  • Land, buildings, or machinery that you owned and used in a business you either controlled or were a partner of
  • Land, buildings, or machinery held in a trust that the business has the right to benefit from.

You can pass the assets on while you are still alive or as part of your will, but you must have owned the assets for at least two years before you die.

So, starting or investing in a business can be an effective way of mitigating IHT through investment.

5. Establish a trust

When you transfer assets into a trust, they no longer belong to you and are not usually included in your estate for IHT, provided they meet certain requirements.

The seven-year rule regarding the taper relief charge still applies.

There are several different types of trust, and most have their own tax charges for withdrawals and management costs.

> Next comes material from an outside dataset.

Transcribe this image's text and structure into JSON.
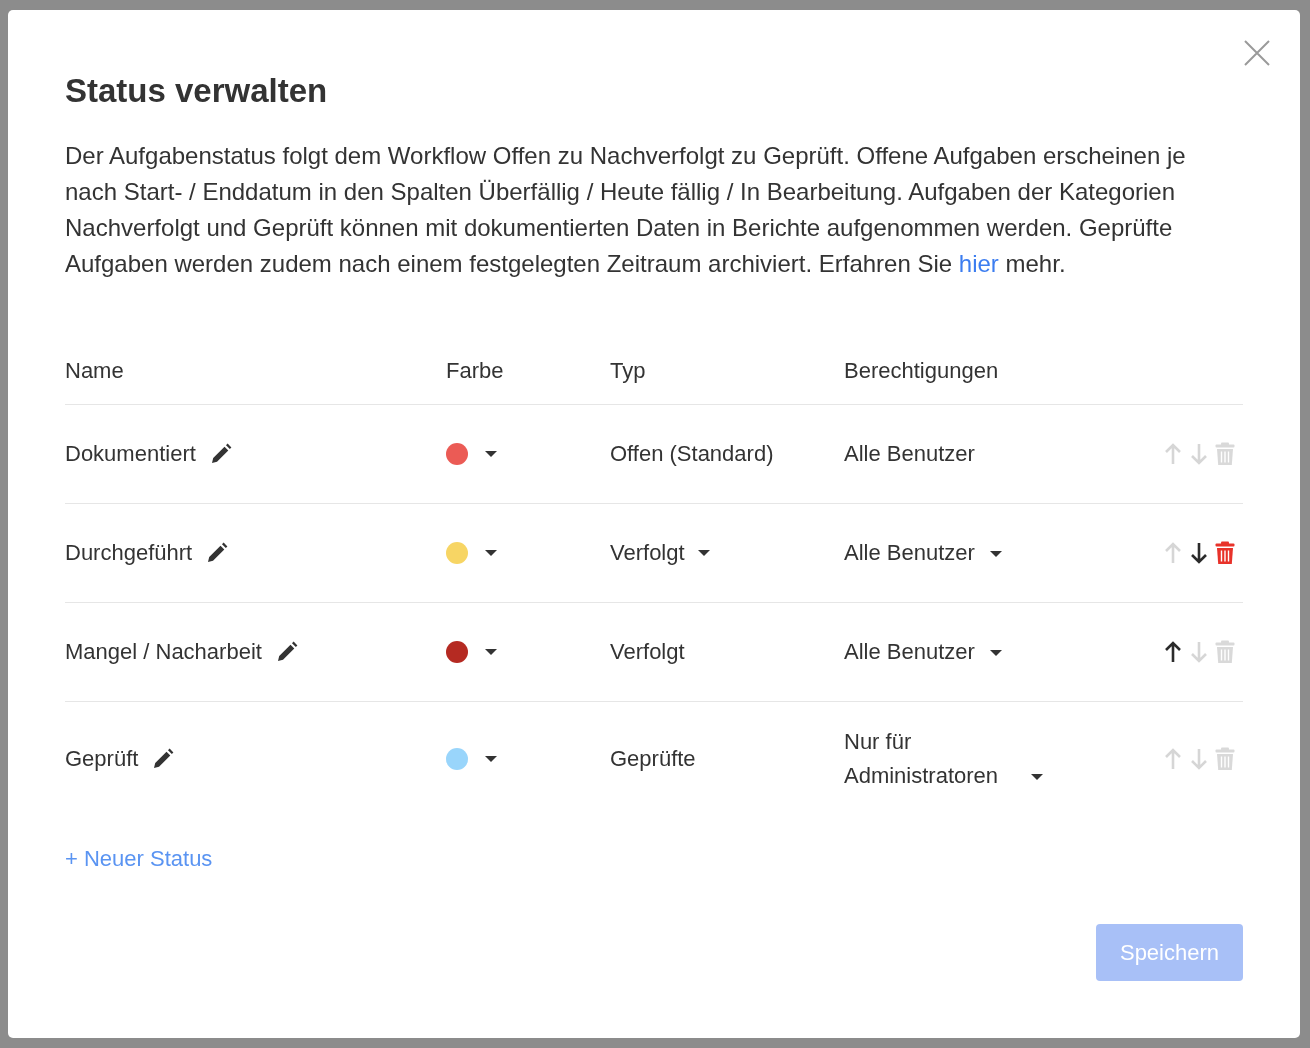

Though it will usually minimise your IHT liability, you should speak with a financial planner before establishing a trust to ensure you invest in one that meets the needs of you, your estate, and your beneficiaries.

6. Invest in protection

If you have a life insurance policy in place when you die, your beneficiaries will normally receive a payout.

The right policy could even cover some or all of the remainder of your IHT bill once your allowances, reliefs, and trusts have been taken into consideration. Your loved ones could use the payout to pay any IHT bill that falls due, effectively ensuring they retain the full value of your estate.

It is usually advisable to put your life insurance policy in trust to ensure it is separate from your estate and avoids IHT. If your policy is not in trust, the value of the payout will usually be added to your estate, and it will be liable for IHT – essentially making your IHT problem worse!

There are several life insurance policy options available, and a financial planner can help you identify the best one to suit your needs and those of your beneficiaries.

Get in touch

A financial planner can help you create a comprehensive and tax-efficient estate plan that ensures your finances continue to support your beneficiaries when you are gone.

To speak to a financial planner, get in touch.

Email info@blueskyifas.co.uk or call us on 01189 876655.

Please note

This blog is for general information only and does not constitute advice. The information is aimed at retail clients only.

This article is for information only. Please do not act based on anything you might read in this article. All contents are based on our understanding of HMRC legislation, which is subject to change.

A pension is a long-term investment. The fund value may fluctuate and can go down, which would have an impact on the level of pension benefits available. Your pension income could also be affected by the interest rates at the time you take your benefits.

The Financial Conduct Authority does not regulate estate planning, tax planning or will writing.

Taper relief does not reduce the value transferred; it reduces the tax payable as a consequence of that transfer.

Note that life insurance plans typically have no cash in value at any time and cover will cease at the end of the term. If premiums stop, then cover will lapse.